Items from an interface collection
_ _ _

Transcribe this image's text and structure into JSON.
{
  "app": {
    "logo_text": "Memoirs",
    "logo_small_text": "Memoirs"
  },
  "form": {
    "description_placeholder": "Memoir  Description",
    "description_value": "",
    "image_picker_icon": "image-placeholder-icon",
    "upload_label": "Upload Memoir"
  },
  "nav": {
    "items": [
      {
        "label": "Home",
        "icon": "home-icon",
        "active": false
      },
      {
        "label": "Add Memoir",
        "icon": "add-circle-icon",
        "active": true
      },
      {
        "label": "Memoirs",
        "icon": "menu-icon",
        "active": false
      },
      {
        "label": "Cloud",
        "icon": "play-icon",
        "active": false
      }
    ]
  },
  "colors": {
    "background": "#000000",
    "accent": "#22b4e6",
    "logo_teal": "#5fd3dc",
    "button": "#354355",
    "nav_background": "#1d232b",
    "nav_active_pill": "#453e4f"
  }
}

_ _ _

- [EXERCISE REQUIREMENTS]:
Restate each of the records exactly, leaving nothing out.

- [ANSWER SECTION]:
Transcribe this image's text and structure into JSON.
{
  "app": {
    "logo_text": "Memoirs",
    "logo_small_text": "Memoirs"
  },
  "form": {
    "description_placeholder": "Memoir  Description",
    "description_value": "",
    "image_picker_icon": "image-placeholder-icon",
    "upload_label": "Upload Memoir"
  },
  "nav": {
    "items": [
      {
        "label": "Home",
        "icon": "home-icon",
        "active": false
      },
      {
        "label": "Add Memoir",
        "icon": "add-circle-icon",
        "active": true
      },
      {
        "label": "Memoirs",
        "icon": "menu-icon",
        "active": false
      },
      {
        "label": "Cloud",
        "icon": "play-icon",
        "active": false
      }
    ]
  },
  "colors": {
    "background": "#000000",
    "accent": "#22b4e6",
    "logo_teal": "#5fd3dc",
    "button": "#354355",
    "nav_background": "#1d232b",
    "nav_active_pill": "#453e4f"
  }
}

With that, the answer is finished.